### PROBLEM STATEMENT
Each line in the entries below that holds the word "Schöllgen" belongs in the answer.

### EXERCISE DATA
[Start of Attachment]
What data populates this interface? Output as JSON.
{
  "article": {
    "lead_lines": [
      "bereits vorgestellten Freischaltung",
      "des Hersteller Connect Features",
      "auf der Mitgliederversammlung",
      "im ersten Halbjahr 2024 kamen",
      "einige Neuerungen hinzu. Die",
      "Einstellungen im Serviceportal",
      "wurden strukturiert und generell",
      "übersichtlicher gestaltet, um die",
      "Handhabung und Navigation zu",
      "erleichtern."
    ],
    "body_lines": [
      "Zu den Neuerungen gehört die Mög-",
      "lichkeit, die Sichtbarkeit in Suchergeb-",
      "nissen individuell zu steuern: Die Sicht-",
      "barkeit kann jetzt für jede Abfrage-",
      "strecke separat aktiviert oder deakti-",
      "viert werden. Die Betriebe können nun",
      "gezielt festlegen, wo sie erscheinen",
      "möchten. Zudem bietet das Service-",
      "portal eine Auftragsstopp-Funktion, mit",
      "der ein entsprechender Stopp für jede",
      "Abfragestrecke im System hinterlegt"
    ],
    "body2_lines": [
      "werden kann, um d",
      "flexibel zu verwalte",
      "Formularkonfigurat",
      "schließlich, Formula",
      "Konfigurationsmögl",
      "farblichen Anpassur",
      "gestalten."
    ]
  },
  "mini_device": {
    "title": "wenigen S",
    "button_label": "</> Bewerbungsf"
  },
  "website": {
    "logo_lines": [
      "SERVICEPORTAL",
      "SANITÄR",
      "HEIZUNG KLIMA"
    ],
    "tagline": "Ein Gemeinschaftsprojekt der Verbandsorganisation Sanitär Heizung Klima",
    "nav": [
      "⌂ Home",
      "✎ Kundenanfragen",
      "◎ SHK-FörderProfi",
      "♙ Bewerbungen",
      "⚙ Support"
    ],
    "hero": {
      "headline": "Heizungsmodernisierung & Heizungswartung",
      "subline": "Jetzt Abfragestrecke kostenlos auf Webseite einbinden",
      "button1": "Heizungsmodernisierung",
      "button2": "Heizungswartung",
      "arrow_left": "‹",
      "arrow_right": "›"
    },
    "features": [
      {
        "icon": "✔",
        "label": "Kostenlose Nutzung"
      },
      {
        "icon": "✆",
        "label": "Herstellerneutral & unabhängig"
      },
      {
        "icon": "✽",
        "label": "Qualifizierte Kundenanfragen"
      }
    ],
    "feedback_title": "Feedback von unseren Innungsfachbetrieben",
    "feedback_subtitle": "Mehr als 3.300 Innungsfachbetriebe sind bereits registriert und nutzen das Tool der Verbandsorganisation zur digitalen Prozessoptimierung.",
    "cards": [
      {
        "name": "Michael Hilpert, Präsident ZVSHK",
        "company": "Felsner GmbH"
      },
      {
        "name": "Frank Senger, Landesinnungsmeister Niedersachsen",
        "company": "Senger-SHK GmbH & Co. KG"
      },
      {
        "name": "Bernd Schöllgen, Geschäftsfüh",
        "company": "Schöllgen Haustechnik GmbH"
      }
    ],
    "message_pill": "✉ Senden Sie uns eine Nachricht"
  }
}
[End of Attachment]
### TASK RESULT
        "name": "Bernd Schöllgen, Geschäftsfüh",
        "company": "Schöllgen Haustechnik GmbH"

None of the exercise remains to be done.